Exercise instructions:
Return each line of the entries that holds the string "Kali".

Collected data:
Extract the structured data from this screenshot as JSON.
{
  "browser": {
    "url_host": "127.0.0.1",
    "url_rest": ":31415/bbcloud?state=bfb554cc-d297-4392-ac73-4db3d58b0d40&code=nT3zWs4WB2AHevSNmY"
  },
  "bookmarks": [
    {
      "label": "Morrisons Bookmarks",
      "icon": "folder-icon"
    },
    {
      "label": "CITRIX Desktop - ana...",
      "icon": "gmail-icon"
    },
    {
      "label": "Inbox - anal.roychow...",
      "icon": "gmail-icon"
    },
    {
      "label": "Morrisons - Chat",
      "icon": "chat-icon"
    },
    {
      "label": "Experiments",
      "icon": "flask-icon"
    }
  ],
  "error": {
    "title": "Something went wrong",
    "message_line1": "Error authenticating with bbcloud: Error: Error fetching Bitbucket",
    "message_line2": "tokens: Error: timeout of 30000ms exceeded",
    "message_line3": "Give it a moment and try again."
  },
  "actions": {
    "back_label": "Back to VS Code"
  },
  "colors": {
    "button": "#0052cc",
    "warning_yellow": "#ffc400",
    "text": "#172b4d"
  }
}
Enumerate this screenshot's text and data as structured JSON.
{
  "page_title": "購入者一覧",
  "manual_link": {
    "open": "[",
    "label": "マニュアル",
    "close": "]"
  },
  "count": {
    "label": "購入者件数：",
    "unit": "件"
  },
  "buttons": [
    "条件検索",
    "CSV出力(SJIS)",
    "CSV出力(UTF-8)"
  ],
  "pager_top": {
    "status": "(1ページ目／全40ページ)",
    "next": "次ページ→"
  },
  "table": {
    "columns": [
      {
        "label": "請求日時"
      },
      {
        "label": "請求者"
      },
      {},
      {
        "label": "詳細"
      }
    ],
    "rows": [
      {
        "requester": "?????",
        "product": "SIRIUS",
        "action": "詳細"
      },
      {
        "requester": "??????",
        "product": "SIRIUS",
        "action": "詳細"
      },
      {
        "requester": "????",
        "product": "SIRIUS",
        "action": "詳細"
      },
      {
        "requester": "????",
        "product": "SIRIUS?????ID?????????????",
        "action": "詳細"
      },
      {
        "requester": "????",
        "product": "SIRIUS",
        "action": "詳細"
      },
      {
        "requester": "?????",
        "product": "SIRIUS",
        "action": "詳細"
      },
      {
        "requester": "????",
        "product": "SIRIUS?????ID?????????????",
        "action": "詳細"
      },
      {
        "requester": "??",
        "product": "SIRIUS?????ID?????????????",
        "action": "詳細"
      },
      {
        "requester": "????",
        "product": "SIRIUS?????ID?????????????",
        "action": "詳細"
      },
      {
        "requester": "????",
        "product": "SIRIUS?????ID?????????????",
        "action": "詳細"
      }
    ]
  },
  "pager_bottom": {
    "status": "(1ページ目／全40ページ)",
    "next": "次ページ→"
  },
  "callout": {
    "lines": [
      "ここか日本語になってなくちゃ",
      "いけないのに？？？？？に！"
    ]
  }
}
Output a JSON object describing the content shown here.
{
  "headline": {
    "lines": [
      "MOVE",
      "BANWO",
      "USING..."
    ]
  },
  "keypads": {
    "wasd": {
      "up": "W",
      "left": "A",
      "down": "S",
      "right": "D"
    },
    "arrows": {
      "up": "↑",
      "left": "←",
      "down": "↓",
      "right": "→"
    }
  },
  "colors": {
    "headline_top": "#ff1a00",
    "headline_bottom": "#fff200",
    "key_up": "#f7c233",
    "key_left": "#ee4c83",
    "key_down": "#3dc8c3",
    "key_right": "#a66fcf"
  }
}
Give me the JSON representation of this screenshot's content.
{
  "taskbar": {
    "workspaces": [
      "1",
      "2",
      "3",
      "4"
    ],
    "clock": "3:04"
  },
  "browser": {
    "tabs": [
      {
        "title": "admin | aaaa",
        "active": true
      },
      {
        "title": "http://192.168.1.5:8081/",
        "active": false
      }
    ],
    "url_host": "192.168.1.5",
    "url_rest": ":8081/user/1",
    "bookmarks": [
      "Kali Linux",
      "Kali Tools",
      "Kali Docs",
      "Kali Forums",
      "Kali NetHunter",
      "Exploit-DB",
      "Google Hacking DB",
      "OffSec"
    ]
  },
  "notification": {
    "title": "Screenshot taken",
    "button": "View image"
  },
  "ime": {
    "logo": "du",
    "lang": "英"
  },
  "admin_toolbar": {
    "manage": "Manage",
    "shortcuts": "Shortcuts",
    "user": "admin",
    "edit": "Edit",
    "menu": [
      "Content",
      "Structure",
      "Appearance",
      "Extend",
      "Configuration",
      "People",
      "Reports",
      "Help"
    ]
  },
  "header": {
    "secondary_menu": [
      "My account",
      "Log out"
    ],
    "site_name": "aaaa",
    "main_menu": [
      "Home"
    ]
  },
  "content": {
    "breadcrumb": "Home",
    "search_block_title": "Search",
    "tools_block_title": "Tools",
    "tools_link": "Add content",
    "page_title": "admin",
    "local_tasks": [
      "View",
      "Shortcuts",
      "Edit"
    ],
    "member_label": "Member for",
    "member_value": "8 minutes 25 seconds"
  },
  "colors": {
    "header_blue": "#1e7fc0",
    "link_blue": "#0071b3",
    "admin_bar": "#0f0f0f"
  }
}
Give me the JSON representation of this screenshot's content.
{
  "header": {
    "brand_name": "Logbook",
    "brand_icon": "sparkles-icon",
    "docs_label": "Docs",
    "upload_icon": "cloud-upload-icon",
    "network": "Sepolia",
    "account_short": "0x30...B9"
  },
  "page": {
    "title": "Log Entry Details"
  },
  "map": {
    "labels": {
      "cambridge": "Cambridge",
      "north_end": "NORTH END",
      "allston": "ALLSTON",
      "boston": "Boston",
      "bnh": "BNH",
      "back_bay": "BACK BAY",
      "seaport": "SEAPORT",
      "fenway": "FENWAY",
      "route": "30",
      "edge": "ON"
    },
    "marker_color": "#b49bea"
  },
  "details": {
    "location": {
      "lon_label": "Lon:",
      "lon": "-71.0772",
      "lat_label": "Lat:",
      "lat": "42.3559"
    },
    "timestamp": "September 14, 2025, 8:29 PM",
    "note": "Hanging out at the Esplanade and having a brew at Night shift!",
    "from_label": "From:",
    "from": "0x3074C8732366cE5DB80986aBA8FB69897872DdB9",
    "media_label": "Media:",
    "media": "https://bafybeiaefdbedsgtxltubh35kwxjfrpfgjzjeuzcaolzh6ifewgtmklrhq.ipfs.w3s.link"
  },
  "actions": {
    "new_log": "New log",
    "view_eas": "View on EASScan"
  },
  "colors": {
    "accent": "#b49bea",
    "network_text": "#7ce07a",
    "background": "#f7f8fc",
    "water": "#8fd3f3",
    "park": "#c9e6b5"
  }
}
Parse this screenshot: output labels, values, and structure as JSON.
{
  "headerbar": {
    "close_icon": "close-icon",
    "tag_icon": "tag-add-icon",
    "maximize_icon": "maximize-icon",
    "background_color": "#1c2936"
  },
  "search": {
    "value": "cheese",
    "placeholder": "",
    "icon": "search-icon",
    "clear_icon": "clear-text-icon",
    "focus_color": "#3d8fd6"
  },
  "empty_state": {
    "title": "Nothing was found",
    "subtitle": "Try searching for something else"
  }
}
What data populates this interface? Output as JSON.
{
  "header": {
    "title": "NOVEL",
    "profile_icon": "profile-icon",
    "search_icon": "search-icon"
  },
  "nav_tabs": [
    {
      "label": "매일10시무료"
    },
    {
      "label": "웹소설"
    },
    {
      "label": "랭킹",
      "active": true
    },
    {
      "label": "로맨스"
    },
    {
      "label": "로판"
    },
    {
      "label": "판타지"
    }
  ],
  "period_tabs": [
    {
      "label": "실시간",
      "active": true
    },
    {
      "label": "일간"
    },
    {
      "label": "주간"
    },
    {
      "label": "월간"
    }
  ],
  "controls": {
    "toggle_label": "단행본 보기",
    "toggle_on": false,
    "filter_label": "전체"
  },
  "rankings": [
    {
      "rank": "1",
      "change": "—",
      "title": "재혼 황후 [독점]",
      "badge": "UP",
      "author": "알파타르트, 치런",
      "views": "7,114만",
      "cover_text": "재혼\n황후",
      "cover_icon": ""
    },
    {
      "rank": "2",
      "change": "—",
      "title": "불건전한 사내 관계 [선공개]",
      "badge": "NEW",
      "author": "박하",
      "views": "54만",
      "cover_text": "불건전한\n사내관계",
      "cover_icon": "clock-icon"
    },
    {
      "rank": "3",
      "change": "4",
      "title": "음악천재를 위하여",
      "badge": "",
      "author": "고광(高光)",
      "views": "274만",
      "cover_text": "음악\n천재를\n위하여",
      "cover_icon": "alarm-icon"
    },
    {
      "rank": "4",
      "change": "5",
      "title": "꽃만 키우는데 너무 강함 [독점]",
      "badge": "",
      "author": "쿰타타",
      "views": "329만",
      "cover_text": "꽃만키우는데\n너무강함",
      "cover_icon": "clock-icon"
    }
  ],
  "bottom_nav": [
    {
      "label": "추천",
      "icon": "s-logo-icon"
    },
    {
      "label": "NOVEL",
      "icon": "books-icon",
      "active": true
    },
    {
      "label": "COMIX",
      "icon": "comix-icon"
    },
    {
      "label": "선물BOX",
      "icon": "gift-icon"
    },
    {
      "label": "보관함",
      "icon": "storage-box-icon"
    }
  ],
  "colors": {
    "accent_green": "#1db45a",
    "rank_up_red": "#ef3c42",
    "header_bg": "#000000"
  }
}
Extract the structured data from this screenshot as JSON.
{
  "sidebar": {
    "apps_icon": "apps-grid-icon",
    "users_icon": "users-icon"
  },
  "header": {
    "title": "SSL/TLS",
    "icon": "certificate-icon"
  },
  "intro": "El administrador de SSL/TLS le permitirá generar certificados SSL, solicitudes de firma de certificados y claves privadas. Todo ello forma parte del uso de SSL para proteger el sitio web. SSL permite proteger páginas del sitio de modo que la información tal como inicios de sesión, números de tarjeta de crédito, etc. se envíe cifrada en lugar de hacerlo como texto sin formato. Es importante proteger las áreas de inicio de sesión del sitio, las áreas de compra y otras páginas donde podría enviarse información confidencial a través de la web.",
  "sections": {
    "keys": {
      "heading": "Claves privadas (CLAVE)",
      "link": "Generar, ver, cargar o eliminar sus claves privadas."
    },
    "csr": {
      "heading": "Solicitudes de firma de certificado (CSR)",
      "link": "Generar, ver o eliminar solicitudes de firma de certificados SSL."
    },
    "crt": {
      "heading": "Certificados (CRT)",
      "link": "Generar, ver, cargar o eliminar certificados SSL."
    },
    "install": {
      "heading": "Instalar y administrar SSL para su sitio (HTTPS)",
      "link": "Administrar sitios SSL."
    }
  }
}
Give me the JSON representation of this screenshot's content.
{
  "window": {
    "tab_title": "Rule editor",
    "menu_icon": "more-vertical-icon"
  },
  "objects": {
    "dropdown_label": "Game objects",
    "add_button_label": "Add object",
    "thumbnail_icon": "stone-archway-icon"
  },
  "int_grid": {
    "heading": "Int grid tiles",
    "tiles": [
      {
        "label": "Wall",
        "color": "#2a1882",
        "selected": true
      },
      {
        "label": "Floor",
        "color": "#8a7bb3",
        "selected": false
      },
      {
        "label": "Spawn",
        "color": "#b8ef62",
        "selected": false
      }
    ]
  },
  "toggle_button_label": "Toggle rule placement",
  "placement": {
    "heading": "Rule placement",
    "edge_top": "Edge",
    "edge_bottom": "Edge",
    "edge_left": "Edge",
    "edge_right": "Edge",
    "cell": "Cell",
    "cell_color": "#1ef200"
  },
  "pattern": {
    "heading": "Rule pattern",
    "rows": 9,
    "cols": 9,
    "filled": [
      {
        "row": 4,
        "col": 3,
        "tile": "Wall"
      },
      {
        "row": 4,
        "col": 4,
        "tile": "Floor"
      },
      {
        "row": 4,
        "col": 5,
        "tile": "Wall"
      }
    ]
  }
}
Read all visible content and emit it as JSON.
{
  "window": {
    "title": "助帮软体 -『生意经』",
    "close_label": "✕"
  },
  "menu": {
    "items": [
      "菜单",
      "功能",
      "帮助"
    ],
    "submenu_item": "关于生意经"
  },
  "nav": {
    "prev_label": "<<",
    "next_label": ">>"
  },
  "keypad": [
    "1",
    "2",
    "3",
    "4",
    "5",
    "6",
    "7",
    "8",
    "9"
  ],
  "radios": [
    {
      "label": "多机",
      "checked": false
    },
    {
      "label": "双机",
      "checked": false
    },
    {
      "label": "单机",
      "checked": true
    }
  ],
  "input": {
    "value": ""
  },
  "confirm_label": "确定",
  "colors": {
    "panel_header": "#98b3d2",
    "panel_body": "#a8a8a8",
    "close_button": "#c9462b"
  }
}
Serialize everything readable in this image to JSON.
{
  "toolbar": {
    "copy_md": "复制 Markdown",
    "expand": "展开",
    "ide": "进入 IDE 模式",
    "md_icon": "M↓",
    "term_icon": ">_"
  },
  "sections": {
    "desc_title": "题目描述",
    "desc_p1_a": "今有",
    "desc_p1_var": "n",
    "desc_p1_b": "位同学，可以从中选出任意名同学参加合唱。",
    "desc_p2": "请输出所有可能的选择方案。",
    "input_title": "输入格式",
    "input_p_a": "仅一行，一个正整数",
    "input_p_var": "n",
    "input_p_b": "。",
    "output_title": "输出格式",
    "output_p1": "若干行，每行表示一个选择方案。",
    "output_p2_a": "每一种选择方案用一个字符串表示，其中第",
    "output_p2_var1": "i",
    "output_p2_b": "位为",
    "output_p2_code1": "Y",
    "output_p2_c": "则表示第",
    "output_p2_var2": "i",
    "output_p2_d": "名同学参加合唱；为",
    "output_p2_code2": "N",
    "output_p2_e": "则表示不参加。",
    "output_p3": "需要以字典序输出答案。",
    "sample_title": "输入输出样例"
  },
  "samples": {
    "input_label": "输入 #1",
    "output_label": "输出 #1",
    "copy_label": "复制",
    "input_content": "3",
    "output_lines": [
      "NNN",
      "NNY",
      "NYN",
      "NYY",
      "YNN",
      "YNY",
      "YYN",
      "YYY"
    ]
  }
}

Result of the task:
      "Kali Linux",
      "Kali Tools",
      "Kali Docs",
      "Kali Forums",
      "Kali NetHunter",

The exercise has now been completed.